Last season, I started working with Al Donahue. He was able to provide a better scientific understanding of the process. There are a few workouts from Frank I still use, and I think they are incredibly beneficial.
CXM: We got to see you, Hyde and Werner at full strength on the same course over the weekend at NBX. What did you take away from the races?
CW: It was great to have the three of us race together and get a good feel for where each other is at. Warwick is a unique course, with lots of sand, roots and short, punchy sections. Louisville will be a very different course, and I think it favors me more than Warwick did.
CXM: How are you preparing for Nationals? Training in New York?
CW: I flew out to Tulsa early last week to get some training on clear roads. I raced the Ruts n’ Guts weekend and now I’m set to head to Louisville.
CXM: The last two big races—2018 Nats, Pan-Ams—have seen big groups, but Hyde won in a rout at Louisville last year in a race you missed. What are you expecting from Nats this year?
CW: The course in Louisville is one of the most difficult tracks we race all season. It strikes me as one of those races where you have to race the track before you can race your competitors. I don’t know what to expect with how the race will play out. I’m just focussed on bringing my best to the start line, ready to handle the course well and fight with all I have.
CXM: Based on what you know about the course, do you think it favors a specific rider?

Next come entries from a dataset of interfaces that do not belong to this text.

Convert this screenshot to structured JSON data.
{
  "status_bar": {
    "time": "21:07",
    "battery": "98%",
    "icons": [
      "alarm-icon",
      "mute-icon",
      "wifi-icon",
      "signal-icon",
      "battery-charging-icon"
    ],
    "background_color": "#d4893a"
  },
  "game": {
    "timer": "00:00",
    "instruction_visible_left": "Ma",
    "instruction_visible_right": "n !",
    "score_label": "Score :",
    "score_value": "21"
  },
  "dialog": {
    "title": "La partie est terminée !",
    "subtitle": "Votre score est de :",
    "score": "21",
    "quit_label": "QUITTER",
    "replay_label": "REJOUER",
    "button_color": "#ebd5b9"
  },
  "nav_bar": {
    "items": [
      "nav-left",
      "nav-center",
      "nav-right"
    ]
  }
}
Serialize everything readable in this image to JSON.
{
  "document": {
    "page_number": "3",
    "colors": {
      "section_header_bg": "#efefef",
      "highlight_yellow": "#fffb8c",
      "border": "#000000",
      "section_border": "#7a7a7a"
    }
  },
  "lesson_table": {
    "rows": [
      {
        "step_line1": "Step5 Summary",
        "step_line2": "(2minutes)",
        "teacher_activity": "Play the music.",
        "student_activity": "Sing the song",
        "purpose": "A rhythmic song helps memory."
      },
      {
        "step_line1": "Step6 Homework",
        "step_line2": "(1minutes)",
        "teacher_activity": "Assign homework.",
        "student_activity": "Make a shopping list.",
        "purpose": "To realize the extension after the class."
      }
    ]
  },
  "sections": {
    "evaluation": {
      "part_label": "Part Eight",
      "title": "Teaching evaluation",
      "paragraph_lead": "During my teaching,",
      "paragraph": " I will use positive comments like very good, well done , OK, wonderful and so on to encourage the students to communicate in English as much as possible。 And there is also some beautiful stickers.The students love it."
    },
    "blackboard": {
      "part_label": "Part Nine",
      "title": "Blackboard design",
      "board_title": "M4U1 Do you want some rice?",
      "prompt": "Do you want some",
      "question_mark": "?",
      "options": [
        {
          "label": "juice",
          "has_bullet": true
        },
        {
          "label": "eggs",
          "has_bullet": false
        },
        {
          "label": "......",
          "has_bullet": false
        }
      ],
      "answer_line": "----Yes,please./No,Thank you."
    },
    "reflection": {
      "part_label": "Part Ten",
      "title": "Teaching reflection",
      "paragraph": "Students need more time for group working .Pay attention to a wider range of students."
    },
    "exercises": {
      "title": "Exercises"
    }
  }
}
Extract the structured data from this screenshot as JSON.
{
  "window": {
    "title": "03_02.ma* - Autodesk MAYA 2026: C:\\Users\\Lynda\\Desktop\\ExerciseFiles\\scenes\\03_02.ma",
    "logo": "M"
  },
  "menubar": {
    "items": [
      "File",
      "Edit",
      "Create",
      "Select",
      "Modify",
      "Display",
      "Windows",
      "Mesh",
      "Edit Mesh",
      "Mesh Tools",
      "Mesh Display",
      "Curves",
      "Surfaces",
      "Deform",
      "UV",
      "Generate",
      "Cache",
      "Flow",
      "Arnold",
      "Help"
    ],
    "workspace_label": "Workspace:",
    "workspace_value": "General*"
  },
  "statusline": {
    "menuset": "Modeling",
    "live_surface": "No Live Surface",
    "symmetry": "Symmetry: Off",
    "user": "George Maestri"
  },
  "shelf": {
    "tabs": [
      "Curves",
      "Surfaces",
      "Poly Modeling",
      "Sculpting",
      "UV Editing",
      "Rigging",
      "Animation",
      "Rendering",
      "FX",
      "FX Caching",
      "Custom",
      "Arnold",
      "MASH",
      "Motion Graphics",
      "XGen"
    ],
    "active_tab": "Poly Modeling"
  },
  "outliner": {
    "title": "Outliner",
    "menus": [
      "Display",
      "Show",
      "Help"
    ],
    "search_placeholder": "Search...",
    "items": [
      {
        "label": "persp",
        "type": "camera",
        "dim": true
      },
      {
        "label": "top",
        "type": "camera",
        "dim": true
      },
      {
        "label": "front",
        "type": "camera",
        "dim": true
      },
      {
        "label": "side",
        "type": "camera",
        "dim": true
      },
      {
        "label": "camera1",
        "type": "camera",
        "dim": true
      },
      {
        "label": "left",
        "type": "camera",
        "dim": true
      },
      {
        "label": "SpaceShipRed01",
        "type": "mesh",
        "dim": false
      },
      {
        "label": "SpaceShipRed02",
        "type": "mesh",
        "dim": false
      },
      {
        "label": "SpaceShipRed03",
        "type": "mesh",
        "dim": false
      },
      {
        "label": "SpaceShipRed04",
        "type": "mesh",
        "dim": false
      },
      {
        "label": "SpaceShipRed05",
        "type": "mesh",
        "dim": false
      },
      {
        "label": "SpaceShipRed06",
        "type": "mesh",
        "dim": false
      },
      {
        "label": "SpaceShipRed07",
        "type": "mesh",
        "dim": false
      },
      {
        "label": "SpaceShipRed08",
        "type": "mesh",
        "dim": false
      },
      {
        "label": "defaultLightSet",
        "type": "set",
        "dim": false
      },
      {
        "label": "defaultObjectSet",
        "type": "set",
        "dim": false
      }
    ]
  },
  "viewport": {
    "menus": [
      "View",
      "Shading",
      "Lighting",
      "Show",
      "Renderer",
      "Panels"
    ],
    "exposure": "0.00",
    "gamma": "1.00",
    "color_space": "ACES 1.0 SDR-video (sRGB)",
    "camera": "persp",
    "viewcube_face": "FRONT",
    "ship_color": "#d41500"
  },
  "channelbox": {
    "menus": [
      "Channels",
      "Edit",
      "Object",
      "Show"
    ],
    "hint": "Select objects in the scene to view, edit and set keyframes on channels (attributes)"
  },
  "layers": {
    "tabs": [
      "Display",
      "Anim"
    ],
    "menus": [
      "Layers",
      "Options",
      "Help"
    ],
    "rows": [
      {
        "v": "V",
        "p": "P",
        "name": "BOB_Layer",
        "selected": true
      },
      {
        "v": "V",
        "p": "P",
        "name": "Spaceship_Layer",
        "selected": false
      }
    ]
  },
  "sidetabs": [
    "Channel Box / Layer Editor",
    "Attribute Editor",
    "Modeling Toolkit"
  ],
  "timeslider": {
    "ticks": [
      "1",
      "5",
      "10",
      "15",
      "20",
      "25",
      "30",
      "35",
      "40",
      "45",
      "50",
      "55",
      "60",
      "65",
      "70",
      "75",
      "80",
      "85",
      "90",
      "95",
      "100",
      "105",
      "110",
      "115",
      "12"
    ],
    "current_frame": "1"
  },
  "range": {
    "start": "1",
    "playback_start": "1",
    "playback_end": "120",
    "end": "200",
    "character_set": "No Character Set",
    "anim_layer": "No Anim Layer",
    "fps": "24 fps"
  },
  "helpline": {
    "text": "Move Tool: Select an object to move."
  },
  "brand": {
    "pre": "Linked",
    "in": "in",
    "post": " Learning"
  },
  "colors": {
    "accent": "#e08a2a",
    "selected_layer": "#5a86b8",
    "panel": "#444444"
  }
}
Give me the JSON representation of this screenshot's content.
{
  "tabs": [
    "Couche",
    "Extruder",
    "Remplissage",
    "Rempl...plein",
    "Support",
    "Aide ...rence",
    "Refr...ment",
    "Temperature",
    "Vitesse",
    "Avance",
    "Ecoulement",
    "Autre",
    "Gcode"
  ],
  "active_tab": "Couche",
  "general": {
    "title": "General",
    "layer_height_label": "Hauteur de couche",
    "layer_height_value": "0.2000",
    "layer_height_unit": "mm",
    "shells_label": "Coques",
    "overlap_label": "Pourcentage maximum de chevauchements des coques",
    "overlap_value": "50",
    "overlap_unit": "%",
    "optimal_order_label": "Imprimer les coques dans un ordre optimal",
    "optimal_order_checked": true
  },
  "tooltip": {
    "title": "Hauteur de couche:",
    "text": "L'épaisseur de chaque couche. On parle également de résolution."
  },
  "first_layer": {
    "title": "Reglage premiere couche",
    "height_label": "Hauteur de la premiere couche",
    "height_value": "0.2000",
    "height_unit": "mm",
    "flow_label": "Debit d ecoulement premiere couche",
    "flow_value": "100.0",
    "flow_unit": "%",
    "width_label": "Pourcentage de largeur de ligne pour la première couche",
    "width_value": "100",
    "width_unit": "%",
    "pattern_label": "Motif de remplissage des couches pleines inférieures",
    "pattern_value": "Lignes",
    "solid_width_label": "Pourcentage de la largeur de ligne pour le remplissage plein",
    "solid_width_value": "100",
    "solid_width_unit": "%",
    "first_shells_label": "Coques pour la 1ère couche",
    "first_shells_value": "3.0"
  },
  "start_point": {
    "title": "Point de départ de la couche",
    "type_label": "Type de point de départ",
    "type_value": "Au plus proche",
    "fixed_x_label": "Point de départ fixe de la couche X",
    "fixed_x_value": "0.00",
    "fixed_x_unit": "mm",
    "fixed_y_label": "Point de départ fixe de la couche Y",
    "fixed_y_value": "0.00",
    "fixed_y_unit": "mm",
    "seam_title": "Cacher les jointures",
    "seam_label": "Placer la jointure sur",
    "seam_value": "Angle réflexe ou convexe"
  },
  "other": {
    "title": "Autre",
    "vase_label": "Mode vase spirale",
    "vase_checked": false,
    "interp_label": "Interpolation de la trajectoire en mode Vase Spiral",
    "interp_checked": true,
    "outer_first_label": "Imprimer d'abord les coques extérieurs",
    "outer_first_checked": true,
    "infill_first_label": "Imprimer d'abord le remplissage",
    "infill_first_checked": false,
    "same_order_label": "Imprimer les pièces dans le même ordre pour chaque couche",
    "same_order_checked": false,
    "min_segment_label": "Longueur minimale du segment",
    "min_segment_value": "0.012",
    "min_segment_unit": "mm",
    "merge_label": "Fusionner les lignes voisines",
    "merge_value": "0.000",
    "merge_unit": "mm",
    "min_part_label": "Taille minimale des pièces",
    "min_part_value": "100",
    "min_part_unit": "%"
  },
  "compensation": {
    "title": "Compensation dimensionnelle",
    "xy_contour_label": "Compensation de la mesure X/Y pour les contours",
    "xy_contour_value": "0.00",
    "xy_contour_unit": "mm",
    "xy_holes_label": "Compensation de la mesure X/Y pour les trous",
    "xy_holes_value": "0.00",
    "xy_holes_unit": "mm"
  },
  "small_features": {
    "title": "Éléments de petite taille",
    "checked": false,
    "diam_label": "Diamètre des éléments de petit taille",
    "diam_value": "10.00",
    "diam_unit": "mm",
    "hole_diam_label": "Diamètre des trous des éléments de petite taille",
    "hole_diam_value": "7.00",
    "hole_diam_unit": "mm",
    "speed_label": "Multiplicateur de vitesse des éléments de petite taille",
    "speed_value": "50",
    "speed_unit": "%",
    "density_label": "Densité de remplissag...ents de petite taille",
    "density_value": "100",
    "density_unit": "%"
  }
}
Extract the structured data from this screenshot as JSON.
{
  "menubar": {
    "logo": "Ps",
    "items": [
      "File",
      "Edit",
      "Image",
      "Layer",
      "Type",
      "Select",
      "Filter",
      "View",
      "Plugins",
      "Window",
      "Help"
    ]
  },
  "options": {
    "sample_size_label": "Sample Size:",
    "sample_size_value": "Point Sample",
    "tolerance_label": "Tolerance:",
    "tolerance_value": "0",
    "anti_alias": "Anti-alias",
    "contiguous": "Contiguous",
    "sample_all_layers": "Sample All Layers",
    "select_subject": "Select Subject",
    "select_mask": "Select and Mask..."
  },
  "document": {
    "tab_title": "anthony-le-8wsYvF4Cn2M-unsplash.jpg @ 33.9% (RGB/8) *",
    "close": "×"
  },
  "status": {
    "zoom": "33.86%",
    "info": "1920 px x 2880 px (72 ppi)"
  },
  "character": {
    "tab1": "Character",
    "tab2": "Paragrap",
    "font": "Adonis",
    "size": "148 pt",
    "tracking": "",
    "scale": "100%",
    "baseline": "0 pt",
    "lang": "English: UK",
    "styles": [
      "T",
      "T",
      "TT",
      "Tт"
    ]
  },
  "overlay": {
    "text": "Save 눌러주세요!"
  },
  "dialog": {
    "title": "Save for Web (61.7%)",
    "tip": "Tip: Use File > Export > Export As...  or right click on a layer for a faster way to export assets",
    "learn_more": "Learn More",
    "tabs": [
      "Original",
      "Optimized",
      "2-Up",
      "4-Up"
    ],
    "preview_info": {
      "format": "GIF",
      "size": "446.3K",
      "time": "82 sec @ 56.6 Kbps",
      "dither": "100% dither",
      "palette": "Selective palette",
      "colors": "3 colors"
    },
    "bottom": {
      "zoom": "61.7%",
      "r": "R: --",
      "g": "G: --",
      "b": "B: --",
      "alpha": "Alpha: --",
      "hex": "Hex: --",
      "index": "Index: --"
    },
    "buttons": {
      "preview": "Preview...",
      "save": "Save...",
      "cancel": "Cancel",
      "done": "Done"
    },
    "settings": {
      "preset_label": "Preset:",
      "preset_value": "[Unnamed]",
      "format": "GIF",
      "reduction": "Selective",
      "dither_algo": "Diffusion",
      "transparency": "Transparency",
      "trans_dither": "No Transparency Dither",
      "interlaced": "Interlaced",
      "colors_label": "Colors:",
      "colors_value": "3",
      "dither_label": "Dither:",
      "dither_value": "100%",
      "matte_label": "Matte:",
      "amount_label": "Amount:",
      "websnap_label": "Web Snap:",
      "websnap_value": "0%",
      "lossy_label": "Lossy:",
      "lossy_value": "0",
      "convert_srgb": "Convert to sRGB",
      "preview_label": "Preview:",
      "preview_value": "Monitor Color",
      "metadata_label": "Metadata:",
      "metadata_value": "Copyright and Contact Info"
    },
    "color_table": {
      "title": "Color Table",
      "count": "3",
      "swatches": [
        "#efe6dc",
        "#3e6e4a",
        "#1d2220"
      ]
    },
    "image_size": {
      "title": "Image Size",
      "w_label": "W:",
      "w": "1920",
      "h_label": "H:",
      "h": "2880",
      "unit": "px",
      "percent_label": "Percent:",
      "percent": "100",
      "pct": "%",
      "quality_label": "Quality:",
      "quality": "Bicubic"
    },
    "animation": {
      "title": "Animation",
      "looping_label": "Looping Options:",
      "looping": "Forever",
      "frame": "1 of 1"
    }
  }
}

CW: I think it favors me! It’s a course that requires a lot of power and composure. A lot of the technical training I’ve done has been with sections of this course in mind. I’ve said it before, but I’m focused on bringing my best to the start line and racing the course to my full capacity. The result will follow.
CXM: Given your tough luck in Hartford and Reno, are there words to describe how badly you want to win your first ’cross Nats this year?
CW: I’m treating Nationals like any other race. Of course I want to win, but I want to win every race I start. I’ve learned how to come into every race focused and prepared, knowing I’ve done everything I can to bring my best to the start. I’m applying that same standard to next weekend.
CXM: Will your sister Emma make the trip as a fan? Will it be weird to not share the racing experience with her this year?
CW: She will not, unfortunately. She will be racing the track World Cup in London next week. The rest of my family will make the trip down though.
CXM: Thanks for your time. Looking forward to the race on Sunday.
CW: Thank you.